Perhaps Emperor Norton's most famous decree ordered the city government to build a bridge from the city of Oakland to a small island in San Francisco Bay. It said the bridge should extend from the little island to San Francisco.
City leaders did nothing about building the bridge. So Emperor Norton ordered them removed from office. Nothing happened, of course, to the city leaders or about the bridge.
Many years later, after Emperor Norton's death, a bridge was built extending from San Francisco to the city of Oakland. It was placed almost in the exact spot that Emperor Norton had decreed. It is called the Bay Bridge. Thousands of cars pass over it every day.
San Francisco has always been home to many Chinese people. It still is today. One story about Emperor Norton involves the Chinese. In his time many people did not like Chinese people. One group of people organized an anti-Chinese committee. They believed too many Chinese lived in San Francisco. They decided to cause violence in the Chinese area of the city.
Many people knew about the committee's plans but no one did anything to stop the planned violence. One night members of the committee left a meeting and walked toward the area of the city where most of the Chinese lived. As they got close to the area, one man stood in the street blocking their way.
He said nothing. He did not move. His head was low on his chest and he seemed to be praying. The mob of troublemakers stopped. They looked at the old blue uniform with its gold colored buttons. They said nothing. They did nothing. Slowly, the mob turned and walked away. Emperor Norton had prevented the planned violence.
One night, a new member of the San Francisco Police Department arrested Emperor Norton. The young policeman thought anyone who claimed to be the emperor of the United State might be a danger to the public. Very soon a judge and the chief of police arrived at the police station. The judge said. "The emperor has hurt no one that I know of." He quickly ordered the emperor freed and apologized for the mistake. From that time on, the San Francisco policemen showed respect to Joshua Norton by giving a military salute.
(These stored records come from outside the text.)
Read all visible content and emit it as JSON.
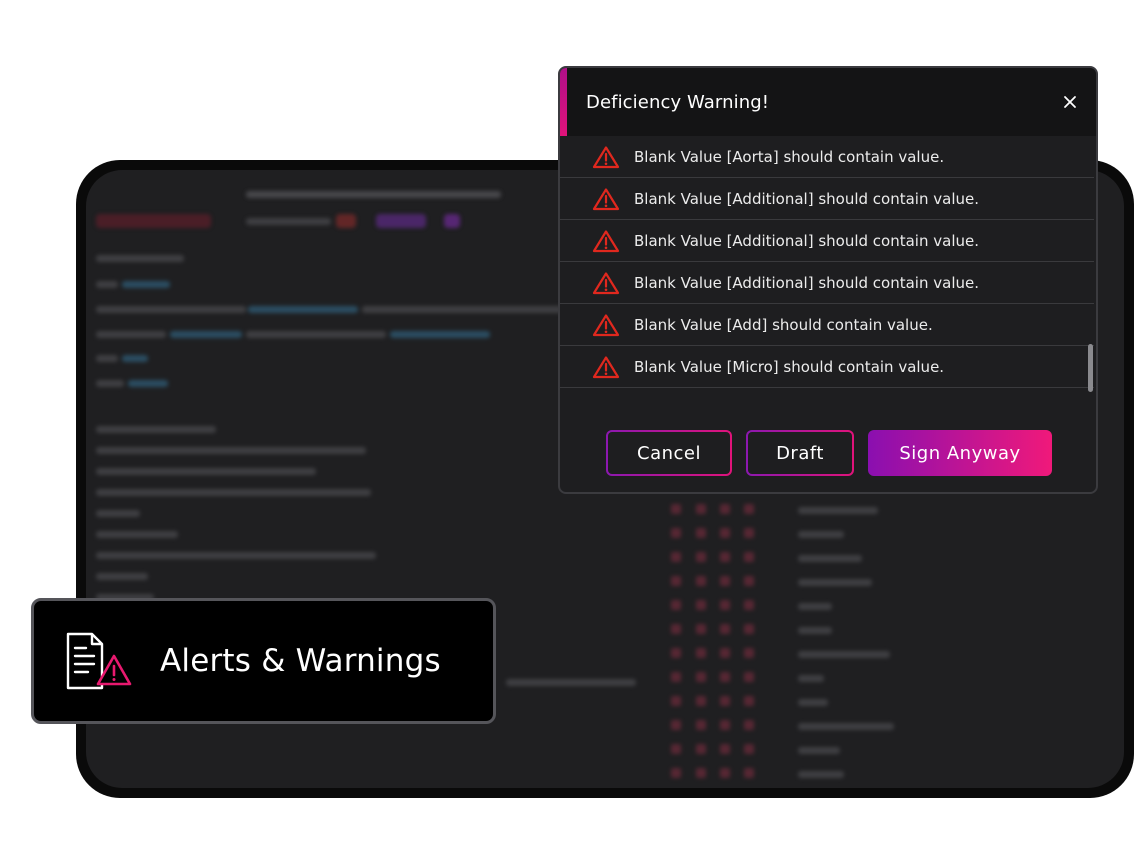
{
  "dialog": {
    "title": "Deficiency Warning!",
    "messages": [
      "Blank Value [Aorta] should contain value.",
      "Blank Value [Additional] should contain value.",
      "Blank Value [Additional] should contain value.",
      "Blank Value [Additional] should contain value.",
      "Blank Value [Add] should contain value.",
      "Blank Value [Micro] should contain value."
    ],
    "buttons": {
      "cancel": "Cancel",
      "draft": "Draft",
      "sign": "Sign Anyway"
    }
  },
  "badge": {
    "label": "Alerts & Warnings"
  },
  "icons": {
    "close": "close-icon",
    "warning": "warning-triangle-icon",
    "badge": "document-alert-icon"
  },
  "colors": {
    "accent_start": "#8a0fb0",
    "accent_end": "#f0197a",
    "warning_red": "#e0281e",
    "dialog_bg": "#1e1e20"
  }
}
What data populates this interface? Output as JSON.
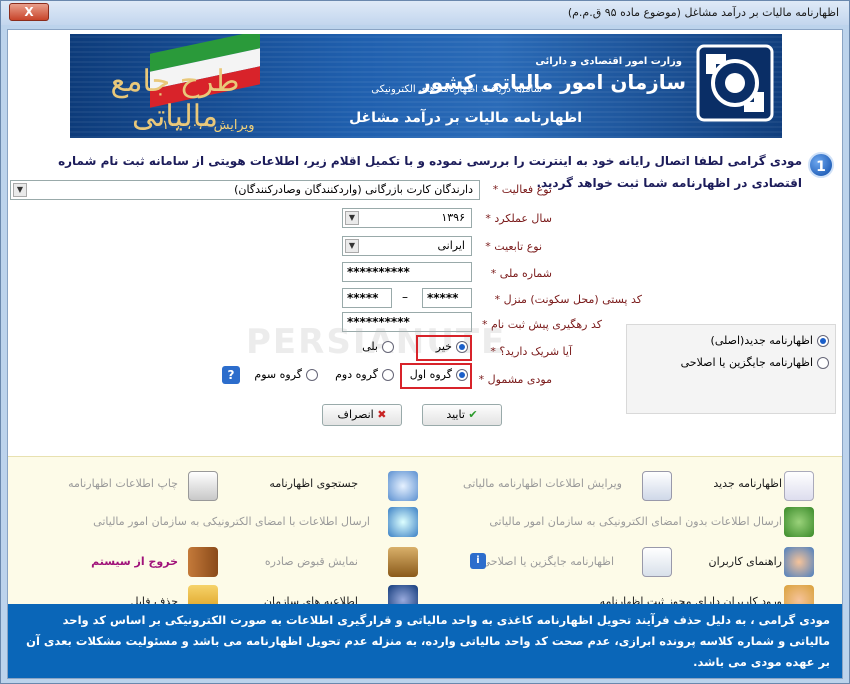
{
  "window": {
    "title": "اظهارنامه مالیات بر درآمد مشاغل (موضوع ماده ۹۵ ق.م.م)",
    "close_label": "X"
  },
  "banner": {
    "ministry": "وزارت امور اقتصادی و دارائی",
    "org": "سازمان امور مالیاتی کشور",
    "system": "سامانه دریافت اظهارنامه های الکترونیکی",
    "form_title": "اظهارنامه مالیات بر درآمد مشاغل",
    "logo_text": "طرح جامع مالیاتی",
    "version": "ویرایش ۱۰،۰،۰،۰"
  },
  "step_number": "1",
  "instruction": "مودی گرامی لطفا اتصال رایانه خود به اینترنت را بررسی نموده و با تکمیل اقلام زیر، اطلاعات هویتی از سامانه ثبت نام شماره اقتصادی در اظهارنامه شما ثبت خواهد گردید.",
  "form": {
    "activity_label": "نوع فعالیت *",
    "activity_value": "دارندگان کارت بازرگانی (واردکنندگان وصادرکنندگان)",
    "year_label": "سال عملکرد *",
    "year_value": "۱۳۹۶",
    "nationality_label": "نوع تابعیت *",
    "nationality_value": "ایرانی",
    "national_id_label": "شماره ملی *",
    "national_id_value": "**********",
    "postal_label": "کد پستی (محل سکونت) منزل *",
    "postal_part1": "*****",
    "postal_part2": "*****",
    "postal_dash": "–",
    "tracking_label": "کد رهگیری پیش ثبت نام *",
    "tracking_value": "**********",
    "partner_label": "آیا شریک دارید؟ *",
    "partner_no": "خیر",
    "partner_yes": "بلی",
    "taxpayer_label": "مودی مشمول *",
    "group1": "گروه اول",
    "group2": "گروه دوم",
    "group3": "گروه سوم",
    "help": "?"
  },
  "side_panel": {
    "new_return": "اظهارنامه جدید(اصلی)",
    "replacement_return": "اظهارنامه جایگزین یا اصلاحی"
  },
  "buttons": {
    "confirm": "تایید",
    "cancel": "انصراف"
  },
  "watermark": "PERSIANUTE",
  "menu": {
    "new_return": "اظهارنامه جدید",
    "edit_info": "ویرایش اطلاعات اظهارنامه مالیاتی",
    "search": "جستجوی اظهارنامه",
    "print": "چاپ اطلاعات اظهارنامه",
    "send_unsigned": "ارسال اطلاعات بدون امضای الکترونیکی به سازمان امور مالیاتی",
    "send_signed": "ارسال اطلاعات با امضای الکترونیکی به سازمان امور مالیاتی",
    "user_guide": "راهنمای کاربران",
    "replacement": "اظهارنامه جایگزین یا اصلاحی",
    "receipts": "نمایش قبوض صادره",
    "exit": "خروج از سیستم",
    "registered_users": "ورود کاربران دارای مجوز ثبت اظهارنامه",
    "org_news": "اطلاعیه های سازمان",
    "delete_file": "حذف فایل"
  },
  "footer": "مودی گرامی ، به دلیل حذف فرآیند تحویل اظهارنامه کاغذی به واحد مالیاتی و قرارگیری اطلاعات به صورت الکترونیکی بر اساس کد واحد مالیاتی و شماره کلاسه پرونده ابرازی، عدم صحت کد واحد مالیاتی وارده، به منزله عدم تحویل اظهارنامه می باشد و مسئولیت مشکلات بعدی آن بر عهده مودی می باشد.",
  "colors": {
    "banner_blue": "#1f5fae",
    "footer_blue": "#0a66b8",
    "highlight_red": "#d8232a",
    "label_red": "#7a1a1a"
  }
}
On January eighth, eighteen eighty, Emperor Norton was walking along California Street inspecting his city as usual. People in the area saw him fall down. Several rushed to his aid. Moments later it was clear that Joshua Norton was dead.
The next day, the San Francisco Chronicle newspaper printed four words in French across the front of the paper. They were "LE ROI EST MORT." The King is Dead.
The newspaper reported the death of the city's most famous citizen. The report said that Joshua Norton had no real money -- not even enough to pay for his burial. Almost immediately, wealthy members of a San Francisco business group collected enough to pay for the funeral.
Businesses closed in San Francisco the day of the funeral. Newspapers reported that more ten thousand people attended the burial ceremony for Emperor Norton. One newspaper said that the world would be a much better place if all kings and emperors were as kind and honest as Joshua Norton.
Today, some stores and restaurants in San Francisco still have signs that say, "By Appointment to His Majesty, Emperor Norton the First." And each year in January, a group of people gather at Joshua Norton's grave to remember him. Then they gather at a nearby tavern to continue the remembrance.
These are local members of E Clampus Vitus, a historical society whose members like to have a good time. They do not want people in Frisco -- oops, make that San Francisco -- to forget the first and only emperor of the United States.
Our program was written by Paul Thompson and Nancy Steinbach. The narrators were Steve Ember and Robert Cohen. I'm Shirley Griffith. You can find transcripts, MP3s and podcasts of our programs at voaspecialenglish.com. We hope you join us again next week for THIS IS AMERICA in VOA Special English.